There is a psychological reason why we are like this. It’s called Mere Exposure Effect. "Repeated exposure of something leads to a more positive feeling about it.” We are most used to our mirror reflections so when we see our “reversed” version of ourselves aka how we actually look to the world, we tend to immediately not like it. That’s why people prefer selfie photos of themselves. Not only are you in complete control of how you look (take a 1000 photos and edit yourself into oblivion, no one will stop you), you are seeing yourself just like you would see yourself in the mirror because most smartphone front facing cameras do not automatically flip the photo. When someone else is taking the photo with the rear camera on a smartphone or with an actual camera, you now see how you look to the rest of us, which can be very jarring if you’re not used to getting your photo taken.
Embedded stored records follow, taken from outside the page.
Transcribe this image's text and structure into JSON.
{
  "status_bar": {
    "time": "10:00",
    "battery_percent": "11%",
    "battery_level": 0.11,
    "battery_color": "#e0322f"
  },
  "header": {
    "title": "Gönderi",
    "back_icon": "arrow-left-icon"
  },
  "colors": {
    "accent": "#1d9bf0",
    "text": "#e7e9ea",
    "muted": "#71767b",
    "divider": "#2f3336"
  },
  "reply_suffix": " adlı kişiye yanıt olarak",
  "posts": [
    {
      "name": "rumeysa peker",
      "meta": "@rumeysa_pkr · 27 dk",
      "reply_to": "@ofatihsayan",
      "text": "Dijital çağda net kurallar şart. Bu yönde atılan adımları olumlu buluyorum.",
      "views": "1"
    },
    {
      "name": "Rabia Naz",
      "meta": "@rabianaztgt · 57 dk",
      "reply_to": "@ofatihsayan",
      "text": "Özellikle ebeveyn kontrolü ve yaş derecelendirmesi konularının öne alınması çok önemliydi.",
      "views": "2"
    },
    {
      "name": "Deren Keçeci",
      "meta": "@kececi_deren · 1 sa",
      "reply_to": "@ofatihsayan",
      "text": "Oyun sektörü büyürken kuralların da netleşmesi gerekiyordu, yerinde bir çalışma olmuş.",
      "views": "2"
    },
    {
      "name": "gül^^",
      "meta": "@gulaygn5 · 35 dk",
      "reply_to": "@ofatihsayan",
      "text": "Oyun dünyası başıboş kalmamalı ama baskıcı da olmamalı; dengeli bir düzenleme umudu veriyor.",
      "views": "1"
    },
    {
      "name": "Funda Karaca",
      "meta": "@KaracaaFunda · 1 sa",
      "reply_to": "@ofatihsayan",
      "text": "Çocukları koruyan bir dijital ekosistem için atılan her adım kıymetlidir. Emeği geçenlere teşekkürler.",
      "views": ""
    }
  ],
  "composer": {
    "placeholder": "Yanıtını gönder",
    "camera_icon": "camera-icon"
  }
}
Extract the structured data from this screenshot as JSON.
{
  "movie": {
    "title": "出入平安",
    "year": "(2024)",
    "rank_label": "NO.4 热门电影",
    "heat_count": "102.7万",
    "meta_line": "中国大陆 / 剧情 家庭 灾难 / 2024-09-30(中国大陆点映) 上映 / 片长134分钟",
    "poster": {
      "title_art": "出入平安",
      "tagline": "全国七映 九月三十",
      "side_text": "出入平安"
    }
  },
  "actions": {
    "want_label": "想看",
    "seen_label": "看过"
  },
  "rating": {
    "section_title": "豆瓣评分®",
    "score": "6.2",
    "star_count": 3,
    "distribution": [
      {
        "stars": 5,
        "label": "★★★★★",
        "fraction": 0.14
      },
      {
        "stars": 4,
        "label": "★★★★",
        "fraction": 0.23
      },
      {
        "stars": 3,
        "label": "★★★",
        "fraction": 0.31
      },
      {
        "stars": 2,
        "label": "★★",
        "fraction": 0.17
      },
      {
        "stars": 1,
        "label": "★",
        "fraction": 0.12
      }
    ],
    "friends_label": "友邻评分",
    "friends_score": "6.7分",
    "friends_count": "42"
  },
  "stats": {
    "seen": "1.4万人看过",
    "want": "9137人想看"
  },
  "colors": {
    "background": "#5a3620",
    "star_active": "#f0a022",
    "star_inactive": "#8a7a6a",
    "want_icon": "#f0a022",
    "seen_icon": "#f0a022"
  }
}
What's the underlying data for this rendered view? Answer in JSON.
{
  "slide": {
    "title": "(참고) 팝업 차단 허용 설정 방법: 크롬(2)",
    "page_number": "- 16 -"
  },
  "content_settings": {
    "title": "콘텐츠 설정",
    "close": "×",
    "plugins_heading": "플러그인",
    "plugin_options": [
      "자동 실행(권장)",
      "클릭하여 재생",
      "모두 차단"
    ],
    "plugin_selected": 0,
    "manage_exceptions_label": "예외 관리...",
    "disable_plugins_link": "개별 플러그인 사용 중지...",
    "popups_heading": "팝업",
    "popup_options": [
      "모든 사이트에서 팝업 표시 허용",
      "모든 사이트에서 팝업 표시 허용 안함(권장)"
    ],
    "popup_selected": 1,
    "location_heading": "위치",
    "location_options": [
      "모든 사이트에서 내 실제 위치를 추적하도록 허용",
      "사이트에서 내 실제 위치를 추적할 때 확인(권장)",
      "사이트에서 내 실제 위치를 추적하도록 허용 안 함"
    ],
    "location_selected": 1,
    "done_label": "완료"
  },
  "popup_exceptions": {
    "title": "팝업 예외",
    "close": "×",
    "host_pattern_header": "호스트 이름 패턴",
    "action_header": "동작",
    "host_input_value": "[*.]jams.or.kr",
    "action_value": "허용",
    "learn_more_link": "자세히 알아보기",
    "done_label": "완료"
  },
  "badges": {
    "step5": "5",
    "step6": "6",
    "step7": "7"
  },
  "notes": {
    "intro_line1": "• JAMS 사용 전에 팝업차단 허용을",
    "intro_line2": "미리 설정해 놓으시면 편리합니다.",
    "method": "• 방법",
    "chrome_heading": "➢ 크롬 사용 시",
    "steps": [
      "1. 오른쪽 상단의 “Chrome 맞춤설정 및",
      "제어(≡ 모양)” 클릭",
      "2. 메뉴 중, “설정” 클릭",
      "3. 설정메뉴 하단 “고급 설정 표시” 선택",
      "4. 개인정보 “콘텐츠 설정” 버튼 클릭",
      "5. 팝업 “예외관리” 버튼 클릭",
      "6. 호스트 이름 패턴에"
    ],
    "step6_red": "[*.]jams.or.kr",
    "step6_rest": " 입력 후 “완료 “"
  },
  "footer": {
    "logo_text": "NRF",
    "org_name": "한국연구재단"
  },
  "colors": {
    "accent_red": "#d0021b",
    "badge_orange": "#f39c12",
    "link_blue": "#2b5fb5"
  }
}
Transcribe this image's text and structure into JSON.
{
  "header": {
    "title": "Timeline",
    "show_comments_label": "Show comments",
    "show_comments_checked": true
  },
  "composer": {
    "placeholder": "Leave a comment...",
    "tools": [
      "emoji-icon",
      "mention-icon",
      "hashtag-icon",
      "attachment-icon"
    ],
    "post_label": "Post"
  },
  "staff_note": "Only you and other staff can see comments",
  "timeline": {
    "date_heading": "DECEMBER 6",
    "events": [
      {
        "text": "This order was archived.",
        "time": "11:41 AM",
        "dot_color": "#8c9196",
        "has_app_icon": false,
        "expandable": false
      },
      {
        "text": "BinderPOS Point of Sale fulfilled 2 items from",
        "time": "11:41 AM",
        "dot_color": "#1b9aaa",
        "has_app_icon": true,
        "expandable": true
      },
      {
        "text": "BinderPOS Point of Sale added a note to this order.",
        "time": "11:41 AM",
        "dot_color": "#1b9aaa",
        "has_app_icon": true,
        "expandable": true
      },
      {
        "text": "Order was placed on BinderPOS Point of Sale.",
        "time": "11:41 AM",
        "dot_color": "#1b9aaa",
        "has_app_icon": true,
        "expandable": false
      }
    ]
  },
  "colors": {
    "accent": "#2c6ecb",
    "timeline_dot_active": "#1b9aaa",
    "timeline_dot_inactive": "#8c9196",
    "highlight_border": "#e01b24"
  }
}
I can look back at clients I've had from the small business owners in her 30s to a lawyer in his 60s who all say the same thing. “I don’t like how I look in photos.” “I don’t like what my eyes do when I smile.” “I don’t like my jawline.” “Can you photoshop 10 pounds off of me?” “I hope I don’t break your camera.” I've watched so many people talk so badly about themselves. It makes me so sad because I've been there and I'm honestly I’m still there. When I have to take photos with The Branding Edit girls, I absolutely hate the whole process. I have thoughts about myself that I rarely have outside of getting my photos taken. I talk about how I'm bigger than the other girls and not pretty as them and everything else that makes me “less than”. And I still just go ahead and get my photo taken because I know I need to do it. I wish I knew what the magic thing is that's going to make me more comfortable with myself. It’s a process but every time I am in front of the camera, I try to make a concerted effort to get more comfortable with the process.
Now I have seen some absolutely horrible photos of myself that I have definitely taken issue with. I’ve had some people who in my opinion didn’t really think it through when they posted a photo of me online with my head cocked back, eyes half shut, and my mouth wide open. I’ve definitely sent a message of "what the hell were you thinking?” Even with that, I know bad candid photos of myself will be taken and will end up in my tagged photos on Facebook. It’s not going to stop me from living.
I think we need to have more grace with ourselves and really come to terms with how we look. Even the most confident people are not confident 100% of the time. Not liking how we look in photos isn't helping us out in any fashion. No one is feeling any better. I've watched people not include themselves in group photos because they don't like how they look and that is completely their choice and I will never force anyone to get their photo taken, but it does make me sad that people are so down on how they look that they are depriving themselves from existing publicly on camera.
The thing I have done to make myself more comfortable on camera is put my naked face all over my Instagram Stories. I also hate my voice so why not kill two birds with one stone and just put it all on the Gram for anyone and everyone to see. Surprise surprise, I didn’t die. No one slid into my DMs to tell me to put on some makeup. No one cared and if they did, they sure didn’t have the guts to say it directly to me. I know me showing myself in all my barefaced glory is making other people more comfortable in showing themselves so why don't I just bite the bullet and do it?
I try to make the photo taking experience as easy and enjoyable as possible because I know how hard it can be on the other side of the camera. I crack jokes and tell stories to take away the pressure. We can have an amazing time yet some people will still be unhappy with how they look. I’m sure that is a crazy thing for the photographer to say but no matter how great of a job I do, my subjects need to be open to see themselves in their best light. “Flaws” and all. I see what makes them beautiful. They (and myself too) need to be able to see it as well.